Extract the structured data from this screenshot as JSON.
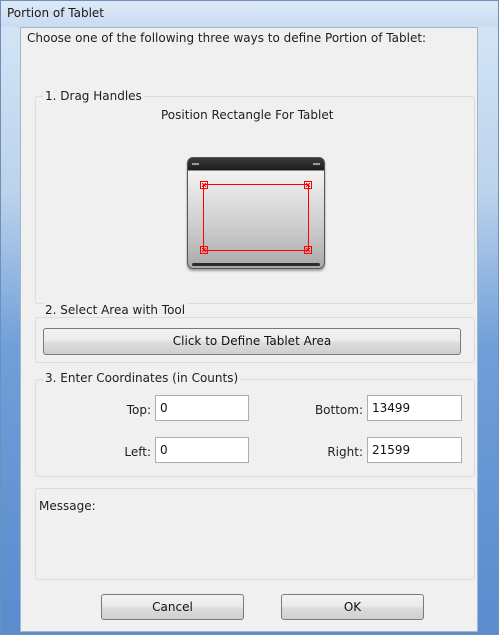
{
  "window": {
    "title": "Portion of Tablet"
  },
  "instruction": "Choose one of the following three ways to define Portion of Tablet:",
  "section1": {
    "label": "1. Drag Handles",
    "caption": "Position Rectangle For Tablet"
  },
  "section2": {
    "label": "2. Select Area with Tool",
    "button_label": "Click to Define Tablet Area"
  },
  "section3": {
    "label": "3. Enter Coordinates (in Counts)",
    "top_label": "Top:",
    "top_value": "0",
    "left_label": "Left:",
    "left_value": "0",
    "bottom_label": "Bottom:",
    "bottom_value": "13499",
    "right_label": "Right:",
    "right_value": "21599"
  },
  "message": {
    "label": "Message:",
    "text": ""
  },
  "buttons": {
    "cancel_label": "Cancel",
    "ok_label": "OK"
  }
}
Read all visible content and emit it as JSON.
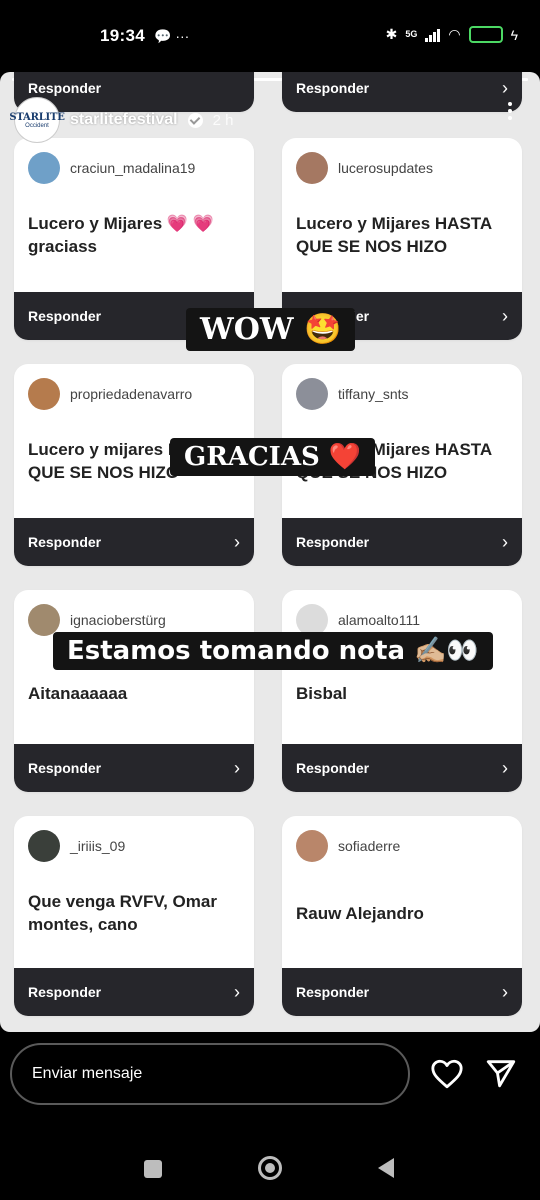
{
  "status_bar": {
    "time": "19:34",
    "left_icons": "💬 ···",
    "network": "5G",
    "battery": "62"
  },
  "story": {
    "username": "starlitefestival",
    "time_ago": "2 h",
    "brand_line1": "STARLITE",
    "brand_line2": "Occident",
    "reply_label": "Responder",
    "cards": [
      {
        "user": "craciun_madalina19",
        "message": "Lucero y Mijares 💗 💗 graciass",
        "avatar_color": "#6fa0c8"
      },
      {
        "user": "lucerosupdates",
        "message": "Lucero y Mijares HASTA QUE SE NOS HIZO",
        "avatar_color": "#a57862"
      },
      {
        "user": "propriedadenavarro",
        "message": "Lucero y mijares HASTA QUE SE NOS HIZO",
        "avatar_color": "#b57b4d"
      },
      {
        "user": "tiffany_snts",
        "message": "Lucero y Mijares HASTA QUE SE NOS HIZO",
        "avatar_color": "#8c8f99"
      },
      {
        "user": "ignacioberstürg",
        "message": "Aitanaaaaaa",
        "avatar_color": "#a08a6e"
      },
      {
        "user": "alamoalto111",
        "message": "Bisbal",
        "avatar_color": "#dcdcdc"
      },
      {
        "user": "_iriiis_09",
        "message": "Que venga RVFV, Omar montes, cano",
        "avatar_color": "#3a3f3a"
      },
      {
        "user": "sofiaderre",
        "message": "Rauw Alejandro",
        "avatar_color": "#b9866a"
      }
    ],
    "stickers": {
      "wow": "WOW 🤩",
      "gracias": "GRACIAS ❤️",
      "nota": "Estamos tomando nota ✍🏼👀"
    }
  },
  "bottom": {
    "message_placeholder": "Enviar mensaje"
  }
}
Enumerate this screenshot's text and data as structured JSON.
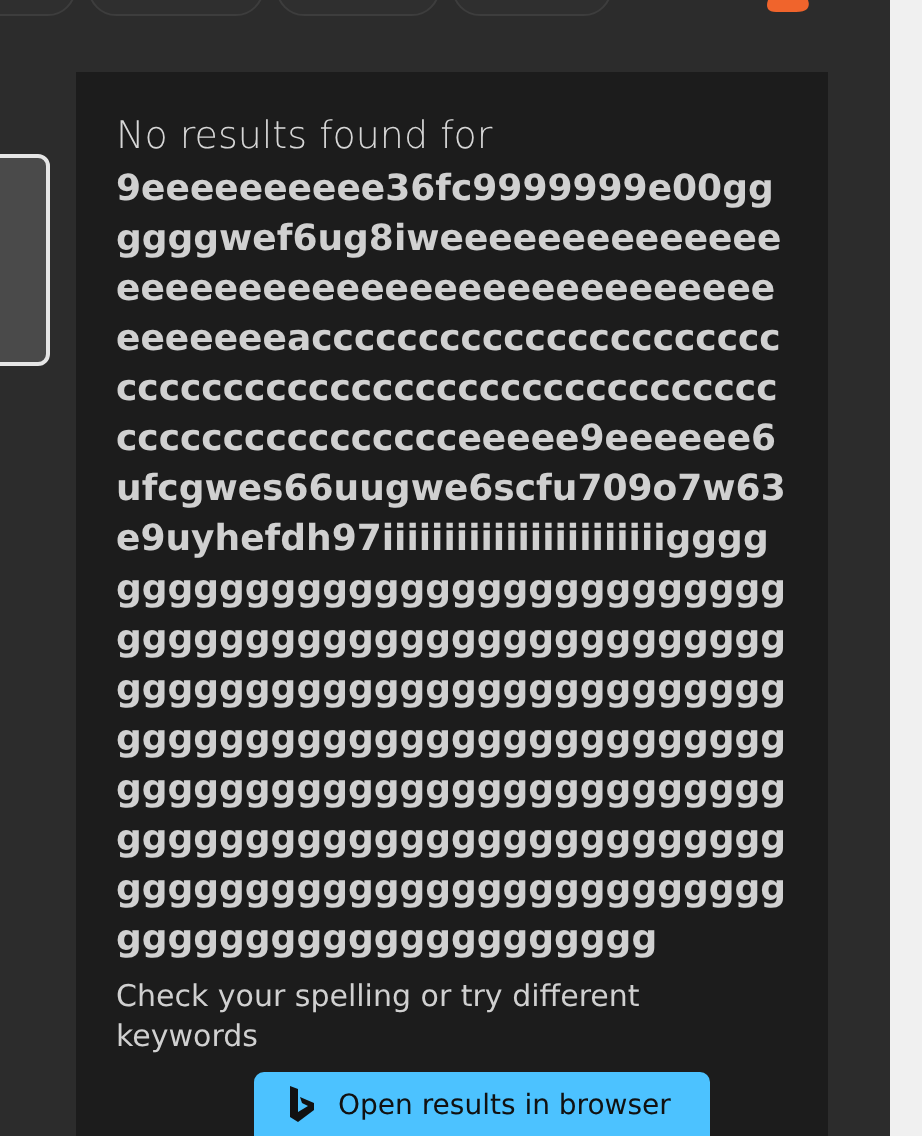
{
  "results_panel": {
    "heading": "No results found for",
    "query": "9eeeeeeeeee36fc9999999e00ggggggwef6ug8iweeeeeeeeeeeeeeeeeeeeeeeeeeeeeeeeeeeeeeeeeeeeeeeeaccccccccccccccccccccccccccccccccccccccccccccccccccccccccccccccccccccceeeee9eeeeee6ufcgwes66uugwe6scfu709o7w63e9uyhefdh97iiiiiiiiiiiiiiiiiiiiiiiggggggggggggggggggggggggggggggggggggggggggggggggggggggggggggggggggggggggggggggggggggggggggggggggggggggggggggggggggggggggggggggggggggggggggggggggggggggggggggggggggggggggggggggggggggggggggggggggggggggggggggggg",
    "hint": "Check your spelling or try different keywords"
  },
  "open_button": {
    "label": "Open results in browser"
  }
}
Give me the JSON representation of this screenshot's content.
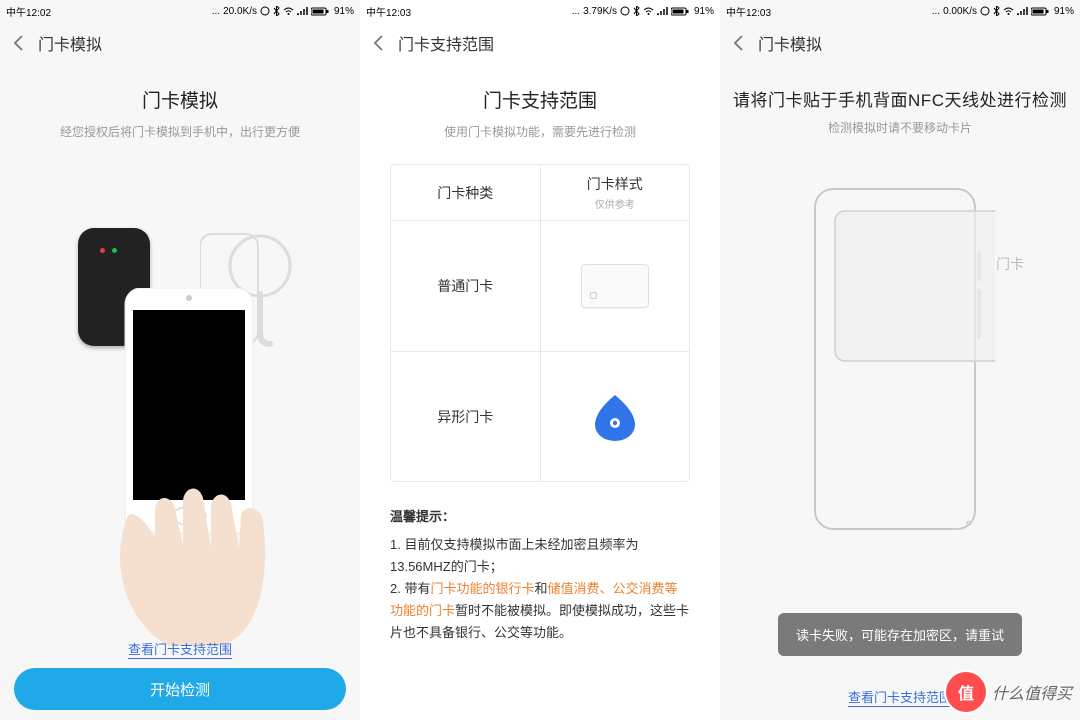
{
  "statusbar": {
    "time1": "中午12:02",
    "speed1": "20.0K/s",
    "bat": "91%",
    "time2": "中午12:03",
    "speed2": "3.79K/s",
    "time3": "中午12:03",
    "speed3": "0.00K/s"
  },
  "screen1": {
    "nav_title": "门卡模拟",
    "title": "门卡模拟",
    "subtitle": "经您授权后将门卡模拟到手机中，出行更方便",
    "link": "查看门卡支持范围",
    "button": "开始检测"
  },
  "screen2": {
    "nav_title": "门卡支持范围",
    "title": "门卡支持范围",
    "subtitle": "使用门卡模拟功能，需要先进行检测",
    "head_col1": "门卡种类",
    "head_col2": "门卡样式",
    "head_col2_note": "仅供参考",
    "row1": "普通门卡",
    "row2": "异形门卡",
    "tips_head": "温馨提示：",
    "tip1": "1. 目前仅支持模拟市面上未经加密且频率为13.56MHZ的门卡；",
    "tip2a": "2. 带有",
    "tip2b": "门卡功能的银行卡",
    "tip2c": "和",
    "tip2d": "储值消费、公交消费等功能的门卡",
    "tip2e": "暂时不能被模拟。即使模拟成功，这些卡片也不具备银行、公交等功能。"
  },
  "screen3": {
    "nav_title": "门卡模拟",
    "title": "请将门卡贴于手机背面NFC天线处进行检测",
    "subtitle": "检测模拟时请不要移动卡片",
    "nfc_label": "门卡",
    "toast": "读卡失败，可能存在加密区，请重试",
    "link": "查看门卡支持范围"
  },
  "watermark": {
    "badge": "值",
    "text": "什么值得买"
  }
}
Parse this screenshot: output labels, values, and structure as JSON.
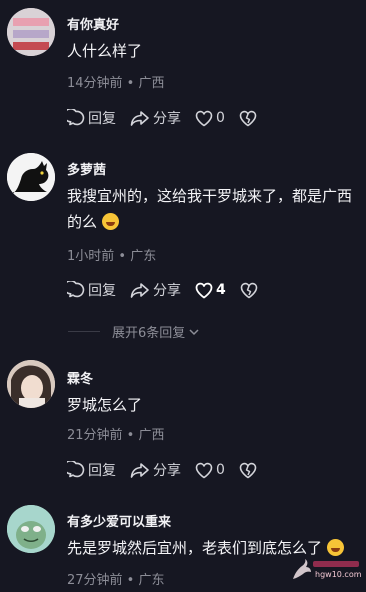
{
  "comments": [
    {
      "username": "有你真好",
      "text": "人什么样了",
      "meta": "14分钟前 • 广西",
      "reply_label": "回复",
      "share_label": "分享",
      "likes": "0"
    },
    {
      "username": "多萝茜",
      "text_line1": "我搜宜州的，这给我干罗城来了，都是广西",
      "text_line2": "的么",
      "meta": "1小时前 • 广东",
      "reply_label": "回复",
      "share_label": "分享",
      "likes": "4"
    },
    {
      "username": "霖冬",
      "text": "罗城怎么了",
      "meta": "21分钟前 • 广西",
      "reply_label": "回复",
      "share_label": "分享",
      "likes": "0"
    },
    {
      "username": "有多少爱可以重来",
      "text": "先是罗城然后宜州，老表们到底怎么了",
      "meta": "27分钟前 • 广东"
    }
  ],
  "expand_replies": "展开6条回复",
  "watermark_text": "hgw10.com",
  "icons": {
    "reply": "reply-icon",
    "share": "share-icon",
    "like": "heart-icon",
    "dislike": "broken-heart-icon",
    "emoji": "laughing-tears-emoji-icon",
    "chevron": "chevron-down-icon"
  },
  "colors": {
    "background": "#161722",
    "meta_text": "#8c8d97"
  }
}
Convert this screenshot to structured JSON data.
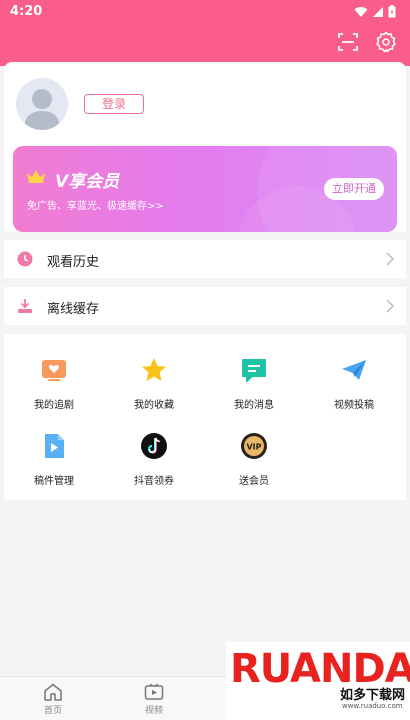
{
  "status": {
    "time": "4:20"
  },
  "header": {
    "scan_icon": "scan-icon",
    "settings_icon": "gear-icon",
    "color": "#fa5d8c"
  },
  "profile": {
    "login_label": "登录",
    "avatar_icon": "user-avatar-icon"
  },
  "vip": {
    "title": "V享会员",
    "subtitle": "免广告、享蓝光、极速缓存>>",
    "button": "立即开通",
    "icon": "crown-icon"
  },
  "menu": [
    {
      "label": "观看历史",
      "icon": "clock-icon"
    },
    {
      "label": "离线缓存",
      "icon": "download-icon"
    }
  ],
  "grid": [
    {
      "label": "我的追剧",
      "icon": "tv-heart-icon"
    },
    {
      "label": "我的收藏",
      "icon": "star-icon"
    },
    {
      "label": "我的消息",
      "icon": "message-icon"
    },
    {
      "label": "视频投稿",
      "icon": "paper-plane-icon"
    },
    {
      "label": "稿件管理",
      "icon": "video-file-icon"
    },
    {
      "label": "抖音领券",
      "icon": "tiktok-icon"
    },
    {
      "label": "送会员",
      "icon": "vip-badge-icon"
    }
  ],
  "nav": [
    {
      "label": "首页",
      "icon": "home-icon"
    },
    {
      "label": "视频",
      "icon": "video-play-icon"
    }
  ],
  "watermark": {
    "logo": "RUANDAO",
    "name": "如多下载网",
    "url": "www.ruaduo.com"
  }
}
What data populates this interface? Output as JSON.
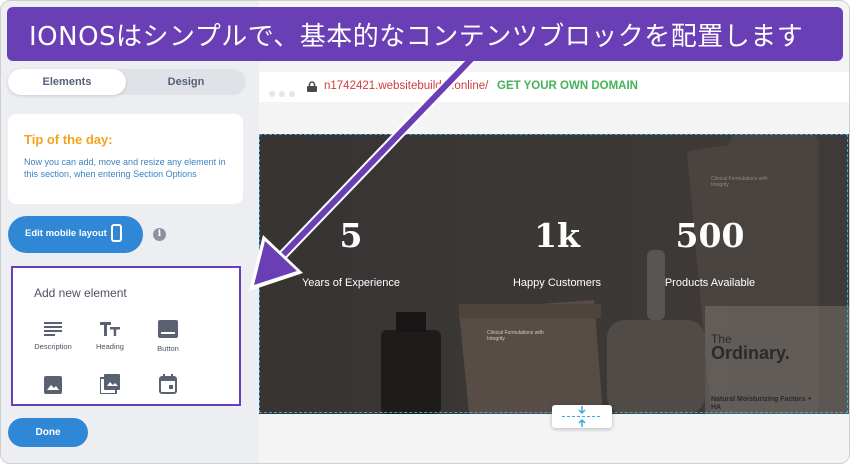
{
  "banner": {
    "text": "IONOSはシンプルで、基本的なコンテンツブロックを配置します"
  },
  "sidebar": {
    "tabs": [
      {
        "label": "Elements"
      },
      {
        "label": "Design"
      }
    ],
    "tip": {
      "title": "Tip of the day:",
      "text": "Now you can add, move and resize any element in this section, when entering Section Options"
    },
    "edit_mobile_label": "Edit mobile layout",
    "add_element": {
      "title": "Add new element",
      "items": [
        {
          "label": "Description",
          "icon": "description-icon"
        },
        {
          "label": "Heading",
          "icon": "heading-icon"
        },
        {
          "label": "Button",
          "icon": "button-icon"
        },
        {
          "label": "",
          "icon": "image-icon"
        },
        {
          "label": "",
          "icon": "gallery-icon"
        },
        {
          "label": "",
          "icon": "calendar-icon"
        }
      ]
    },
    "done_label": "Done"
  },
  "browser": {
    "url": "n1742421.websitebuilder.online/",
    "domain_link": "GET YOUR OWN DOMAIN"
  },
  "hero": {
    "stats": [
      {
        "value": "5",
        "label": "Years of Experience"
      },
      {
        "value": "1k",
        "label": "Happy Customers"
      },
      {
        "value": "500",
        "label": "Products Available"
      }
    ],
    "product_text": {
      "clinical": "Clinical Formulations with Integrity",
      "brand_the": "The",
      "brand_name": "Ordinary.",
      "moisturizing": "Natural Moisturizing Factors + HA"
    }
  },
  "colors": {
    "banner": "#6a3fb5",
    "tip_title": "#f4a31a",
    "tip_text": "#3b82c4",
    "primary_button": "#2f87d6",
    "url_text": "#d23b3b",
    "domain_link": "#45b25a"
  }
}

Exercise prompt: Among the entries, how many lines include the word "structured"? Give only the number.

Answer to this exercise: 3